The 10 Fintech trends 2019
The Fintech sector is booming. 2018 saw record figures, with 120% growth in investment in this area! So, what does 2019 have in store for us?
Fintechs have accumulated nearly $112 billion in investments in 2018. This is “the best year in terms of investment in Fintech” according to Fabrice Odent, KPMG Partner in charge of the banking sector. “A fact that can be explained by a year that was generally favourable to fundraising in the world, marked by several mega-deals,” he says. Will this virtuous trend continue in 2019? We propose 10 trends in this regard
2019 presented an intensification of consolidation processes in Fintech’s mature sectors, such as payments and financing, or in emerging areas such as blockchain.
Increasing power of deals
The size of transactions is expected to continue to increase in 2019 as investors seek to reduce risk by concentrating their equity investments in advanced Fintech projects.
New banks will continue to diversify their service offerings and pursue their international development.
Artificial Intelligence (AI) and Application Programming Interfaces (APIs) will be more intensively integrated to improve the customer experience and reduce the cost of processing certain operations. It will now be possible to respond to customer requests 24 hours a day, 7 days a week. More online payment options will be available to follow the downward trend in cash usage. The example in this respect remains the Scandinavian countries, particularly Sweden, which is very advanced in cashless transactions, since cash is used for only 20% of transactions (compared to a world average of 75%).
Open Banking regulations in Europe and around the world are an opportunity for technology giants and Fintech. They jointly play a controlling role in the provision of financial services.
The relationship of dependence of individuals with banking entities ends with the advent of block chains. Basically, the blockchain eliminates intermediaries, decentralizing management.
KPMG notes a significant increase in investments in Fintechs dedicated to the construction of products and solutions based on blockchain technology.
Insurtech: towards new business models in insurance
Insurance start-ups (InsurTech) are booming and will pave the way for new partnership models with traditional insurers.

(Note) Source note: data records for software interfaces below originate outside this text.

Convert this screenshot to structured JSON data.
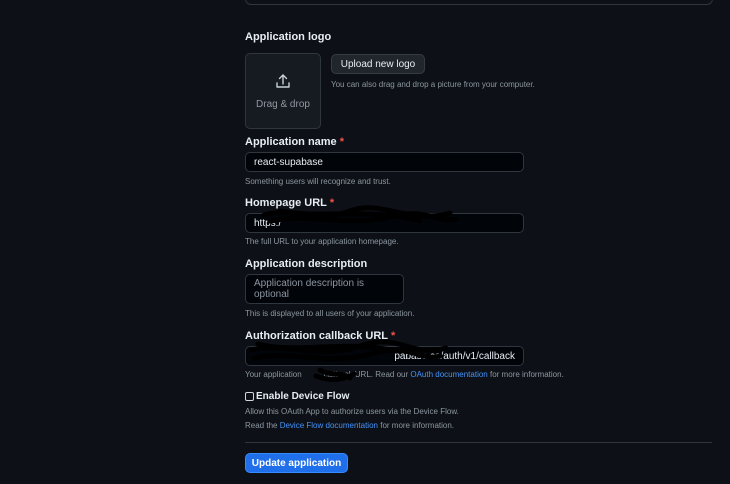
{
  "logo": {
    "label": "Application logo",
    "dropzone_text": "Drag & drop",
    "upload_button": "Upload new logo",
    "hint": "You can also drag and drop a picture from your computer."
  },
  "app_name": {
    "label": "Application name",
    "required_mark": "*",
    "value": "react-supabase",
    "hint": "Something users will recognize and trust."
  },
  "homepage": {
    "label": "Homepage URL",
    "required_mark": "*",
    "value_visible": "https:/",
    "hint": "The full URL to your application homepage."
  },
  "description": {
    "label": "Application description",
    "placeholder": "Application description is optional",
    "hint": "This is displayed to all users of your application."
  },
  "callback": {
    "label": "Authorization callback URL",
    "required_mark": "*",
    "value_visible": "pabase.co/auth/v1/callback",
    "hint_prefix": "Your application",
    "hint_mid": "callback URL. Read our",
    "hint_link": "OAuth documentation",
    "hint_suffix": "for more information."
  },
  "device_flow": {
    "label": "Enable Device Flow",
    "checked": false,
    "desc": "Allow this OAuth App to authorize users via the Device Flow.",
    "read_prefix": "Read the",
    "read_link": "Device Flow documentation",
    "read_suffix": "for more information."
  },
  "submit": {
    "label": "Update application"
  },
  "colors": {
    "background": "#0d1117",
    "primary_button": "#1f6feb",
    "link": "#4493f8",
    "required": "#f85149"
  },
  "icons": {
    "upload": "upload-icon"
  }
}
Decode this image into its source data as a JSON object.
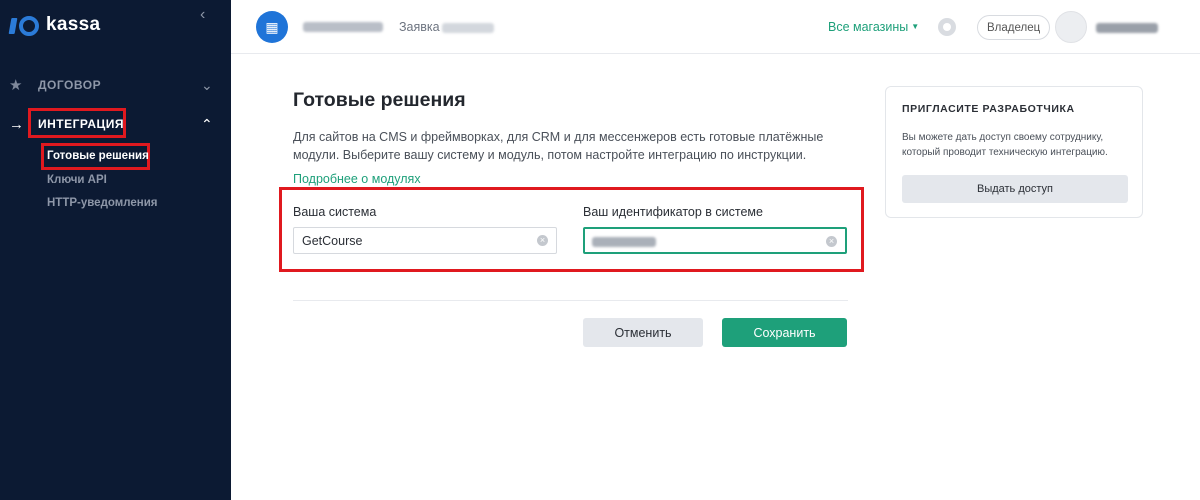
{
  "brand": {
    "name": "kassa"
  },
  "sidebar": {
    "items": [
      {
        "label": "ДОГОВОР",
        "icon": "star-icon",
        "expanded": false
      },
      {
        "label": "ИНТЕГРАЦИЯ",
        "icon": "arrow-right-icon",
        "expanded": true
      }
    ],
    "subitems": [
      {
        "label": "Готовые решения",
        "active": true
      },
      {
        "label": "Ключи API",
        "active": false
      },
      {
        "label": "HTTP-уведомления",
        "active": false
      }
    ]
  },
  "header": {
    "app_label": "Заявка",
    "stores_label": "Все магазины",
    "role_label": "Владелец"
  },
  "main": {
    "title": "Готовые решения",
    "description": "Для сайтов на CMS и фреймворках, для CRM и для мессенжеров есть готовые платёжные модули. Выберите вашу систему и модуль, потом настройте интеграцию по инструкции.",
    "more_link": "Подробнее о модулях",
    "system_label": "Ваша система",
    "system_value": "GetCourse",
    "identifier_label": "Ваш идентификатор в системе",
    "cancel_label": "Отменить",
    "save_label": "Сохранить"
  },
  "invite": {
    "title": "ПРИГЛАСИТЕ РАЗРАБОТЧИКА",
    "text": "Вы можете дать доступ своему сотруднику, который проводит техническую интеграцию.",
    "button_label": "Выдать доступ"
  },
  "colors": {
    "sidebar_bg": "#0c1a33",
    "accent_green": "#1ea07a",
    "brand_blue": "#2b7bd8",
    "highlight_red": "#e0191f"
  }
}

These partnerships will focus on data processing, claims management and front office solutions, as well as technologies. InsurTech will play a major role in reinventing the customer experience, improving operational efficiency on a large scale and creating new business models.
Simple to use, affordable costs and easy access are just some of the benefits that consumers can expect from Insurtech. Tailor-made insurance offers have been created, as well as online brokerage services, or car insurance evaluated according to the policyholders’ habits and their use of the vehicle. The future of the insurance sector will require better customer service through the integration of new technologies.
In the same vein, investment in Regtech is expected to accelerate sharply due to regulatory changes, which are driving up compliance costs.
Everyone agrees that since the 2008 financial crisis, banking regulation has shifted towards greater severity and control. It is in this context that start-ups specialized in regulatory compliance have emerged. Regtech (regulatory technology), the Fintech of regulation in a way, support financial institutions, through AI and data management, in compliance with the regulations in force: updating rules, risk management, biometrics for individual identification, data security…). The sector is achieving double-digit growth and the trend for 2019 and beyond is upward: 75% annual growth by 2020 according to the Financial Stability Board.
Investment by traditional institutions will remain high, with the development of partnerships linked to Open Banking and the pursuit of these institutions’ M&A strategies.
Collaboration in Asia
Cooperation between Fintech and banks in Asia is expected to intensify in 2019, particularly in the areas of KYC, anti-money laundering and digital identity management.
Finally, the last prediction put forward by KPMG is that traditional banking players should continue to digitise their services, thus supporting the growth of autonomous and agile neobanks.